This will download a file named ‘export.osm’ on your file system. You will probably want to rename it something else more specific. You can do that by issuing the following command in the directory where it was downloaded:

$ mv export.osm cite_soleil_buildings.osm


You can also rename the file in your Operating Systems File management tool (Windows Explorer, Finder etc).

Exporting OSM data to shapefile using QGIS

Now that we have osm data on our filesystem, we will need to convert it into a format suitable for uploading into your GeoNode. There are many ways to accomplish this, but for purposes of this example, we will use an OSM QGIS plugin that makes if fairly easy. Please consult the wiki page that explains how to install this plugin and make sure it is installed in your QGIS instance. Once its installed, you can use the Web Menu to load your file.


This will bring up a dialog box that you can use to find and convert the osm file we downloaded.


When the process has completed, you will see your layers in the Layer Tree in QGIS.


Since we are only interested in the polygons, we can turn the other 2 layers off in the Layer Tree.


The next step is to use QGIS to convert this layer into a Shapefile so we can upload it into GeoNode. To do this, select the layer in the Layer tree, right click and then select the Save As option.


This will bring up the Save Vector Layer as Dialog.


Specify where on disk you want your file saved, and hit Save then OK.


You now have a shapefile of the data you extracted from OSM that you can use to load into GeoNode. Use the GeoNode Layer Upload form to load the Shapefile parts into your GeoNode, and optionally edit the metadata and then you can view your layer in the Layer Info page in your geonode.



You may want to switch to an imagery layer in order to more easily see the buildings on the OSM background.

Exporting OSM data to shapefile using GDAL

An alternative way to export the .osm file to a shapefile is to use ogr2ogr combined with the GDAL osm driver, available from GDAL version 1.10.
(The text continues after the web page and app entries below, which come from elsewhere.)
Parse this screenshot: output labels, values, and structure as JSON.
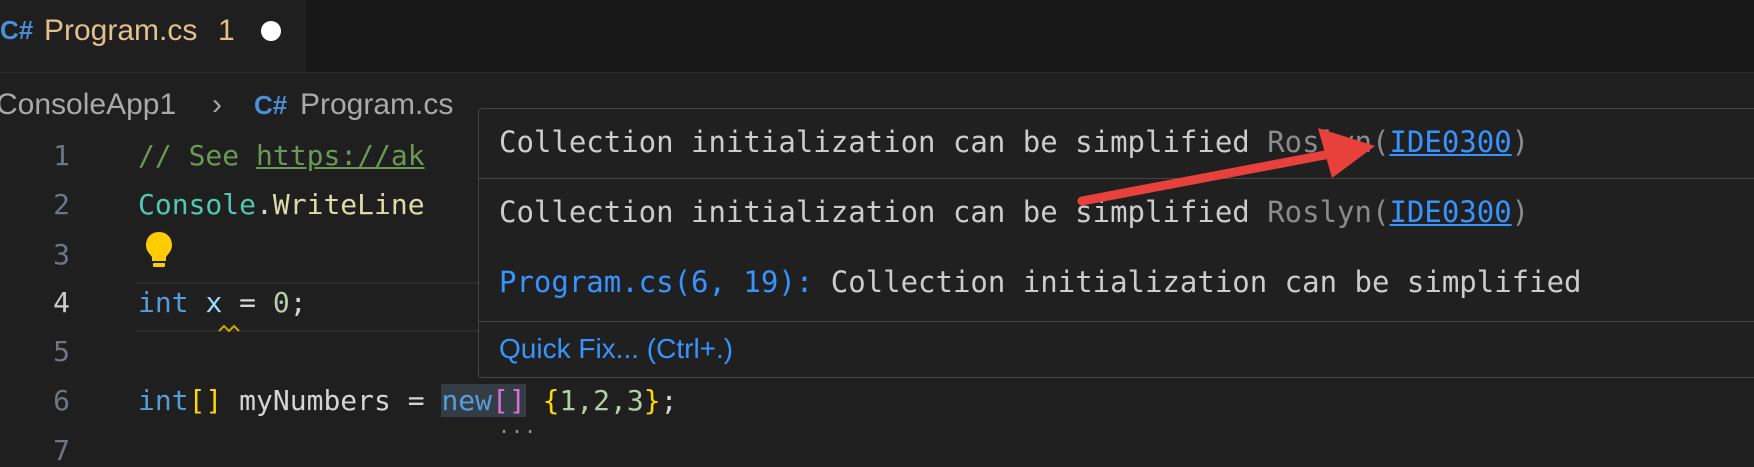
{
  "tab": {
    "icon": "csharp-file-icon",
    "title": "Program.cs",
    "badge": "1"
  },
  "breadcrumb": {
    "folder": "ConsoleApp1",
    "separator": "›",
    "file_icon": "csharp-file-icon",
    "file": "Program.cs"
  },
  "editor": {
    "line_numbers": [
      "1",
      "2",
      "3",
      "4",
      "5",
      "6",
      "7"
    ],
    "lines": {
      "l1_comment": "// See ",
      "l1_link": "https://ak",
      "l2_type": "Console",
      "l2_dot": ".",
      "l2_method": "WriteLine",
      "l4_kw": "int",
      "l4_var": "x",
      "l4_rest": " = ",
      "l4_num": "0",
      "l4_end": ";",
      "l6_kw": "int",
      "l6_brackets": "[]",
      "l6_name": " myNumbers = ",
      "l6_new": "new",
      "l6_new_brk": "[]",
      "l6_open": "{",
      "l6_vals": "1,2,3",
      "l6_close": "}",
      "l6_end": ";",
      "l6_dots": "..."
    }
  },
  "hover": {
    "message": "Collection initialization can be simplified ",
    "source": "Roslyn(",
    "code": "IDE0300",
    "source_close": ")",
    "location": "Program.cs(6, 19):",
    "location_message": " Collection initialization can be simplified",
    "quick_fix": "Quick Fix... (Ctrl+.)"
  },
  "colors": {
    "accent_link": "#3794ff",
    "tab_modified": "#e2c08d",
    "annotation_arrow": "#e8413c"
  }
}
As a first step, inspect how the GDAL osm driver sees the .osm file using the ogrinfo command:

$ ogrinfo cite_soleil_buildings.osm
Had to open data source read-only.
INFO: Open of `cite_soleil_buildings.osm'
      using driver `OSM' successful.
1: points (Point)
2: lines (Line String)
3: multilinestrings (Multi Line String)
4: multipolygons (Multi Polygon)
5: other_relations (Geometry Collection)
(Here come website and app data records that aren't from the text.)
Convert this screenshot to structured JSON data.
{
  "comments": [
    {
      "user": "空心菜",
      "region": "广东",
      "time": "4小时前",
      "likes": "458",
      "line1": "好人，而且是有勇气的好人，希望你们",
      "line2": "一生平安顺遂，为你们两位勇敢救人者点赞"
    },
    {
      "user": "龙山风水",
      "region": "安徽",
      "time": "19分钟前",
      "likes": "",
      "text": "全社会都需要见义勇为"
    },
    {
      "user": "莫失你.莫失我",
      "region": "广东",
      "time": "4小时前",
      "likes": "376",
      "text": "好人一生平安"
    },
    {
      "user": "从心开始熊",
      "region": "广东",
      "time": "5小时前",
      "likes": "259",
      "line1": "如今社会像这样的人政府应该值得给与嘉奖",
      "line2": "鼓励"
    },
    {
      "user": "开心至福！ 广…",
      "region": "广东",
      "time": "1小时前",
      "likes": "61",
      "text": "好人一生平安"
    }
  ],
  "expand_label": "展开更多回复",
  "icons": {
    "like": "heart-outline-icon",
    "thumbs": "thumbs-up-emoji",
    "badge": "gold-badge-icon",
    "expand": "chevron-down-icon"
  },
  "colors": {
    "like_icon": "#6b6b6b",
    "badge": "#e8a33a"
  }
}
ogrinfo has detected 5 different geometric layers inside the osm data source. As we are just interested in the buildings, you will just export to a new shapefile the multipolygons layer using the GDAL ogr2ogr command utility:
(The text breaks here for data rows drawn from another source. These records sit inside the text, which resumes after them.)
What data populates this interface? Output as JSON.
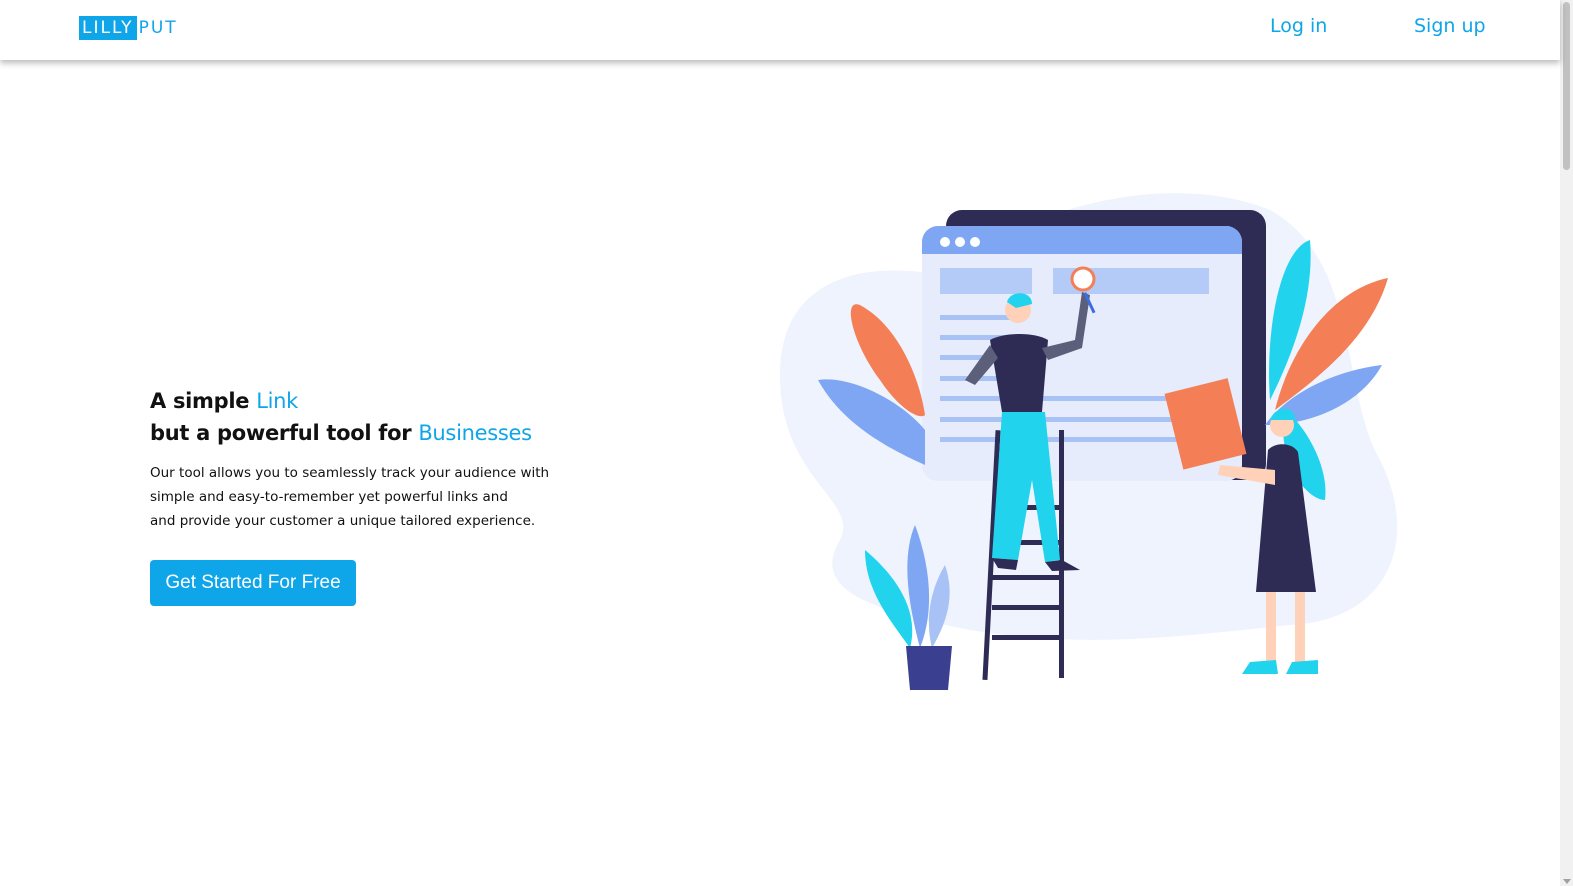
{
  "brand": {
    "logo_box_text": "LILLY",
    "logo_rest_text": "PUT",
    "accent_color": "#0ea5e9"
  },
  "nav": {
    "login_label": "Log in",
    "signup_label": "Sign up"
  },
  "hero": {
    "line1_prefix": "A simple ",
    "line1_accent": "Link",
    "line2_prefix": "but a powerful tool for ",
    "line2_accent": "Businesses",
    "description_lines": [
      "Our tool allows you to seamlessly track your audience with",
      "simple and easy-to-remember yet powerful links and",
      "and provide your customer a unique tailored experience."
    ],
    "cta_label": "Get Started For Free"
  },
  "illustration": {
    "icon": "team-browser-illustration"
  }
}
$ ogr2ogr cite_soleil_buildings cite_soleil_buildings.osm multipolygons

Now you can upload the shapefile to GeoNode using the GeoNode Upload form in the same manner as you did in the previous section.